* Exercise requirements *
Exact copy, no pictures: set down every entry below as written.

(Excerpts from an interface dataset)
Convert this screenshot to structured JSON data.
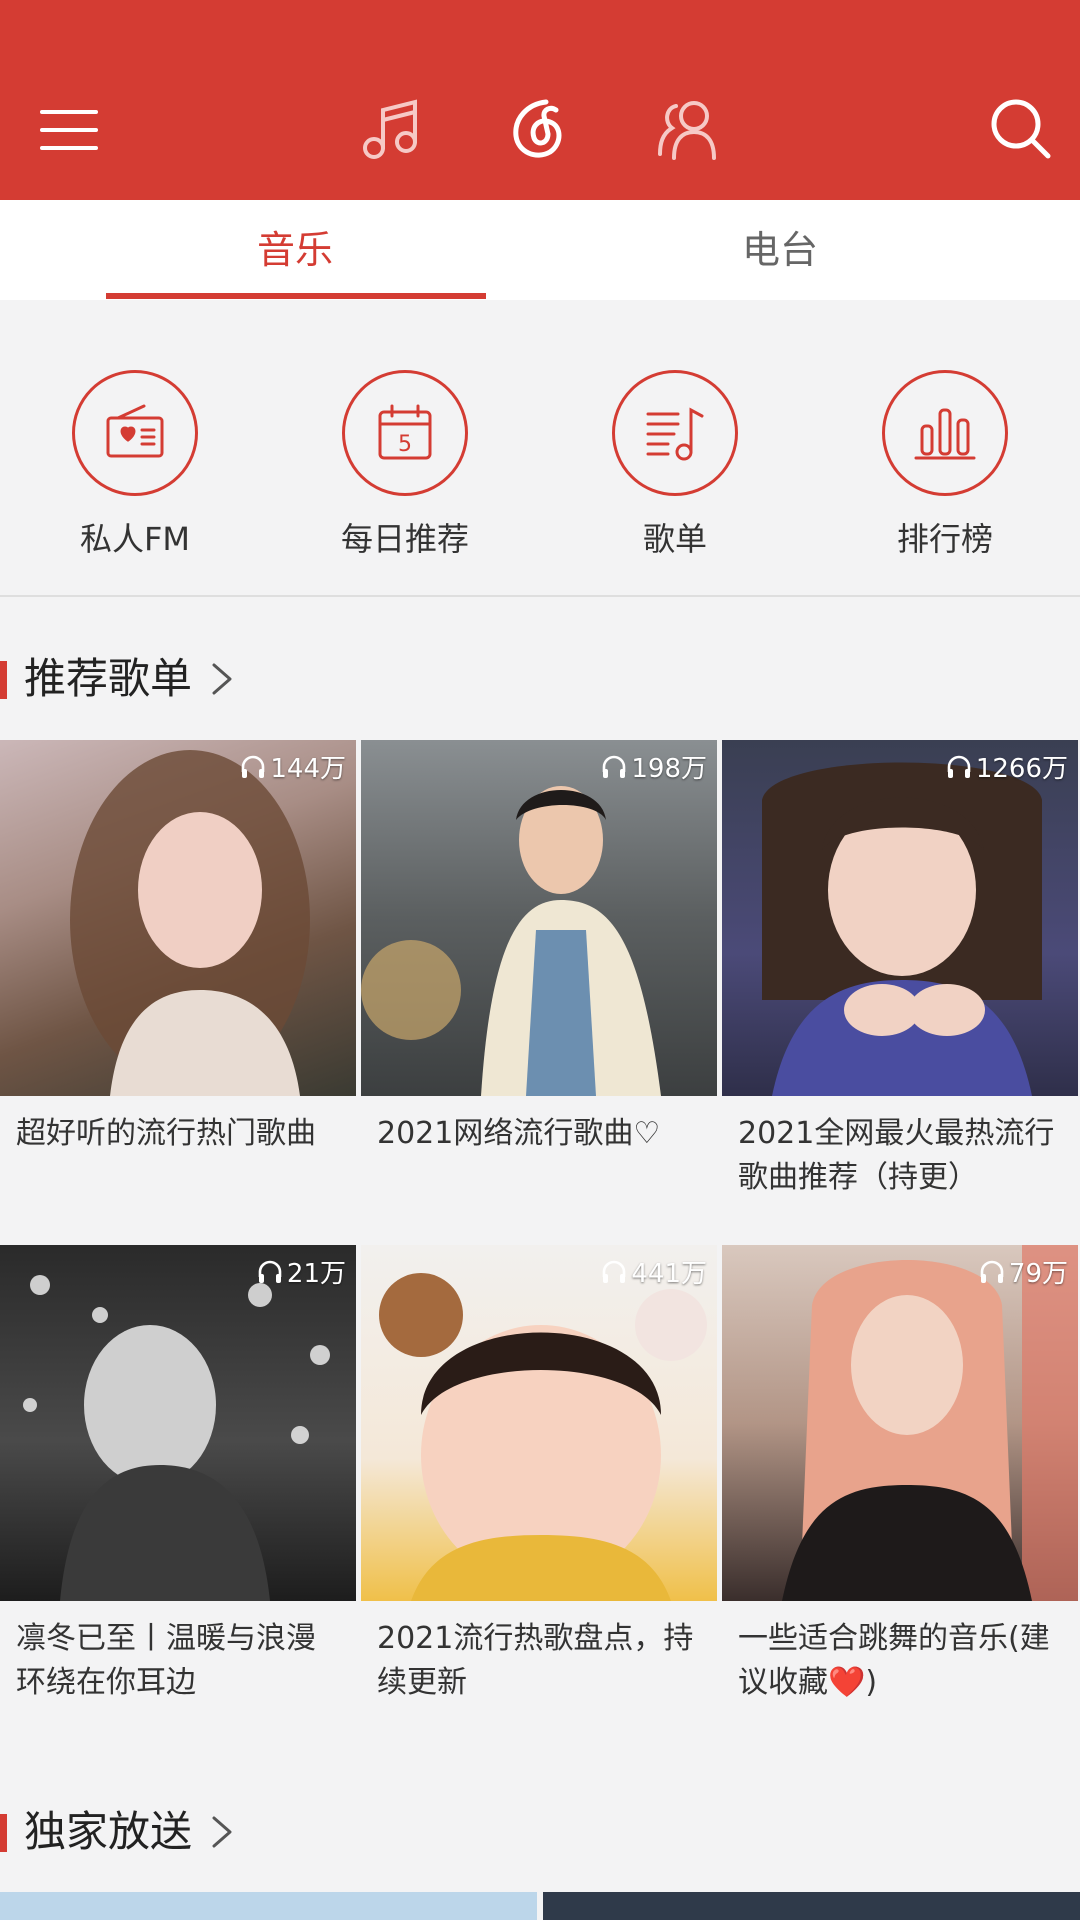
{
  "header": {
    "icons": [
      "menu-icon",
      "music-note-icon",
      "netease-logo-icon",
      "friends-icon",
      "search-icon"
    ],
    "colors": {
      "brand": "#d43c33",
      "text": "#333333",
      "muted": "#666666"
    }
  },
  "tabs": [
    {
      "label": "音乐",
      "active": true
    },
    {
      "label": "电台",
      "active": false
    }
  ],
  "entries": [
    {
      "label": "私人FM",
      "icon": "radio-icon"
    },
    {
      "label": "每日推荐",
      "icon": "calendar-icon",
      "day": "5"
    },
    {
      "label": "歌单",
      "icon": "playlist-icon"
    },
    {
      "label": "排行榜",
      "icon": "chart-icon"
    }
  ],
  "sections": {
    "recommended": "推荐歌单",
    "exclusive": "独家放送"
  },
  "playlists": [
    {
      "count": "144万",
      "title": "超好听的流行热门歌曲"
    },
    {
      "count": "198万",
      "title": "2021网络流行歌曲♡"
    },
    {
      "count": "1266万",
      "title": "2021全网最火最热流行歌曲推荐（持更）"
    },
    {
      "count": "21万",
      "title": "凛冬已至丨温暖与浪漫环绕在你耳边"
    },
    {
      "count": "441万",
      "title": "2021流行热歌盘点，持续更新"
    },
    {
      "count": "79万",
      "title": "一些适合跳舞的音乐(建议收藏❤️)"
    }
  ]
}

* Solution for this task *
Convert this screenshot to structured JSON data.
{
  "header": {
    "icons": [
      "menu-icon",
      "music-note-icon",
      "netease-logo-icon",
      "friends-icon",
      "search-icon"
    ],
    "colors": {
      "brand": "#d43c33",
      "text": "#333333",
      "muted": "#666666"
    }
  },
  "tabs": [
    {
      "label": "音乐",
      "active": true
    },
    {
      "label": "电台",
      "active": false
    }
  ],
  "entries": [
    {
      "label": "私人FM",
      "icon": "radio-icon"
    },
    {
      "label": "每日推荐",
      "icon": "calendar-icon",
      "day": "5"
    },
    {
      "label": "歌单",
      "icon": "playlist-icon"
    },
    {
      "label": "排行榜",
      "icon": "chart-icon"
    }
  ],
  "sections": {
    "recommended": "推荐歌单",
    "exclusive": "独家放送"
  },
  "playlists": [
    {
      "count": "144万",
      "title": "超好听的流行热门歌曲"
    },
    {
      "count": "198万",
      "title": "2021网络流行歌曲♡"
    },
    {
      "count": "1266万",
      "title": "2021全网最火最热流行歌曲推荐（持更）"
    },
    {
      "count": "21万",
      "title": "凛冬已至丨温暖与浪漫环绕在你耳边"
    },
    {
      "count": "441万",
      "title": "2021流行热歌盘点，持续更新"
    },
    {
      "count": "79万",
      "title": "一些适合跳舞的音乐(建议收藏❤️)"
    }
  ]
}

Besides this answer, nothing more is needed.